Before the Bigfoot fight, everybody was talking about how he had a 12 inch reach advantage. I was like, 'Well, if he stands tall and tries to jab from the outside, I'm just going to take him down." You can't really stand tall. When we got in there, he was squatting down, and I was standing a little taller, because I'm very confident in my takedown defense, so we were close to the same height at that point. That's a big benefit to my height.
Stephie Daniels: With both of you being highly accomplished wrestlers, your game plans are likely to be similar. What are your thoughts on that?
Daniel Cormier: I think they may end up being pretty similar. Josh is a wrestler first. I'm a wrestler. I'm going to use my wrestling, too. We're going to grapple. I think a lot of our plans will be similar, but I'm going in there to fight Josh in all situations. I want to secure some takedowns, and I want to gain top control. He'll want to do the same. You're going to see who's going to be able to implement and follow their game plan better.

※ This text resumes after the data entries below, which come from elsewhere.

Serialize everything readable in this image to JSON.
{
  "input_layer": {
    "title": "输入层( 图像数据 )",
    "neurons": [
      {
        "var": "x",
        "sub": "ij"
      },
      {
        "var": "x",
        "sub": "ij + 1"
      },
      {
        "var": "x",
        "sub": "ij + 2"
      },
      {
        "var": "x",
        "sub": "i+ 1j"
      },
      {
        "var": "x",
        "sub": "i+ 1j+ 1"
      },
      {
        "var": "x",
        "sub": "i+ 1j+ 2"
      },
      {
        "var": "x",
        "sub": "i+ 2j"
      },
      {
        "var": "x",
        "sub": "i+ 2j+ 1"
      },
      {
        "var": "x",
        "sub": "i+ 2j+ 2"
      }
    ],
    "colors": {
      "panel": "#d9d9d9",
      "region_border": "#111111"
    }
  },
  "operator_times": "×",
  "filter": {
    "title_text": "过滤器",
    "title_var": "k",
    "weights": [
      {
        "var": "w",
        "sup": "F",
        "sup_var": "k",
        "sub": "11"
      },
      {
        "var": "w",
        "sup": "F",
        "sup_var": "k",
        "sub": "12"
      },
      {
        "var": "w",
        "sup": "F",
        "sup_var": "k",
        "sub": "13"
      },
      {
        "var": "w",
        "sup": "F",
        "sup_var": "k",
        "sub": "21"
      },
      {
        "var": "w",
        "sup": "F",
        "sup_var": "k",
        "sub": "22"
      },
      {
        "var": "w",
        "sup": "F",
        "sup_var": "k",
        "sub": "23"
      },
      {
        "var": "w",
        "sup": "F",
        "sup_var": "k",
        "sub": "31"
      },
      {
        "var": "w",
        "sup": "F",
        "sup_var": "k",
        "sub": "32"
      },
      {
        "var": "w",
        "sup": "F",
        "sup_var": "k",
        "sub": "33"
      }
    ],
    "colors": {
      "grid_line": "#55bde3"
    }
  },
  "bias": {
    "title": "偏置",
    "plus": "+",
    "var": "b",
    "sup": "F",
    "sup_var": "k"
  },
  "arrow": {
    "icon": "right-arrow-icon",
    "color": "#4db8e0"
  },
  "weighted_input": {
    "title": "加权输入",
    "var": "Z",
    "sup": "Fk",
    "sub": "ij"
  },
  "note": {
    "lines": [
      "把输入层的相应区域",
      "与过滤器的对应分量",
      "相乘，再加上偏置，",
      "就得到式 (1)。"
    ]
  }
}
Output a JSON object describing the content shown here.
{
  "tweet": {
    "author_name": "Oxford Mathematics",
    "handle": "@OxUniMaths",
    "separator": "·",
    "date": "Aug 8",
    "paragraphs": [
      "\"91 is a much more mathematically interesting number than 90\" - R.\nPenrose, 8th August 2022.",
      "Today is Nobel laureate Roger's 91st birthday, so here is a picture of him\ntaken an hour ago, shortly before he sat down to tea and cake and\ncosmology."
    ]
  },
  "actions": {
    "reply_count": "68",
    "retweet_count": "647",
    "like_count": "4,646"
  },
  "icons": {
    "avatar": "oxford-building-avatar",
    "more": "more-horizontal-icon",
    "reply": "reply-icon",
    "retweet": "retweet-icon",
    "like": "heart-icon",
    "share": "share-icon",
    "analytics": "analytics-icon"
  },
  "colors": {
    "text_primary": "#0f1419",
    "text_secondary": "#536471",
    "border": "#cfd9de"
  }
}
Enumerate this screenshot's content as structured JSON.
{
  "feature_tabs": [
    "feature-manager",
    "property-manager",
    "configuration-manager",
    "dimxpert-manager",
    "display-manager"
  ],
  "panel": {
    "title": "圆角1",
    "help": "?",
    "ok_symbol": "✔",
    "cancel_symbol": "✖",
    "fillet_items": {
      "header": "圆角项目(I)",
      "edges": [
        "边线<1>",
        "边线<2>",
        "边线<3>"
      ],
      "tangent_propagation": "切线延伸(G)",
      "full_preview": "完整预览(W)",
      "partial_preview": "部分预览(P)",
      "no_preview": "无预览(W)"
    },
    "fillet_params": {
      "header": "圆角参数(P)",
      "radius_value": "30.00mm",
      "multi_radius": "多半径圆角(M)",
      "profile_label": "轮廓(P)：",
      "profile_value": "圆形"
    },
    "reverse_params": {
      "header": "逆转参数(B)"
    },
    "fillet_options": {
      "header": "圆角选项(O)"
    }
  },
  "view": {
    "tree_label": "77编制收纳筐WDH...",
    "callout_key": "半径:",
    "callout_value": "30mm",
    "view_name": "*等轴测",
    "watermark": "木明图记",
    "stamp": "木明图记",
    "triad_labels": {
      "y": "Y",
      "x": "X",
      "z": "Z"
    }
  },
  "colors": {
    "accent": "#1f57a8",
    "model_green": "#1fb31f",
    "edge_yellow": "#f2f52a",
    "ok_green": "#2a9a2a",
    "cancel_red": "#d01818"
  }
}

I'm confident in my team. I'm confident in my coaches. I'm confident in my ability. I worked really hard to become a better mixed martial artist. I like to tell people that graduation day is May 19. I'm going to see if I graduate to the top of the sport, or if I still have a little time to go. Regardless of the outcome, this will not define my career. Beating Josh, or losing to him, it won't define who Daniel Cormier is at the end of my career. Either I'm going to continue to move up, or I'm going to go back and reassess where I need to get better. I'm excited. It's a great day for me. May 19 is my birthday.
Stephie Daniels: There's lots of talk and rumors that you and Josh are UFC bound. Has Dana White or anyone at ZUFFA spoken to you or confirmed this?
Daniel Cormier: It's really still a rumor, but, if you're a logical person, which most people are, it makes sense. You would think that it's a lock, but remember, there are no absolute locks in MMA, obviously. If you're part of the biggest thing this organization has, this heavyweight tournament, and you're the last two standing, you would think that since everybody else is over there, you would get your shot, too. They've really taken away all the mystery by taking everybody else over there. There's really no surprise to it. It just seems like a matter of time.
A guy asked me yesterday if I was sad that I made it to the finals, but I'm stuck in Strikeforce. I'm not stuck in Strikeforce. I'm happy to be with them. It's where I started, and they've been great to me. It's a chance to win a belt, and to be the one holding that belt when the division dissolves, for me, after two and a half years of fighting, that's like a dream come true.
As you've seen, when Strikeforce champions come over to the UFC, Overeem, Diaz, they didn't have to fight many times before they got title shots. You would assume that the winner of Josh and I would be in that same sort of situation. There is so much riding on this fight, that I can't even begin to tell you, but you know what? I'm not letting it hinder me. It's actually pushing me and motivating me to the point that I'm training like I'm getting ready for the Olympic team.
I've really got to take care of business. I'm training like a mad man, because I know what's at stake. I know that this is a chance for me to fight on the biggest stage and really put a stamp on what I'm doing. With a great performance, that might just throw you in some real, live, championship type of conversation. This is a great opportunity and these are great times for me.
Follow Daniel via his Twitter account @DC_MMA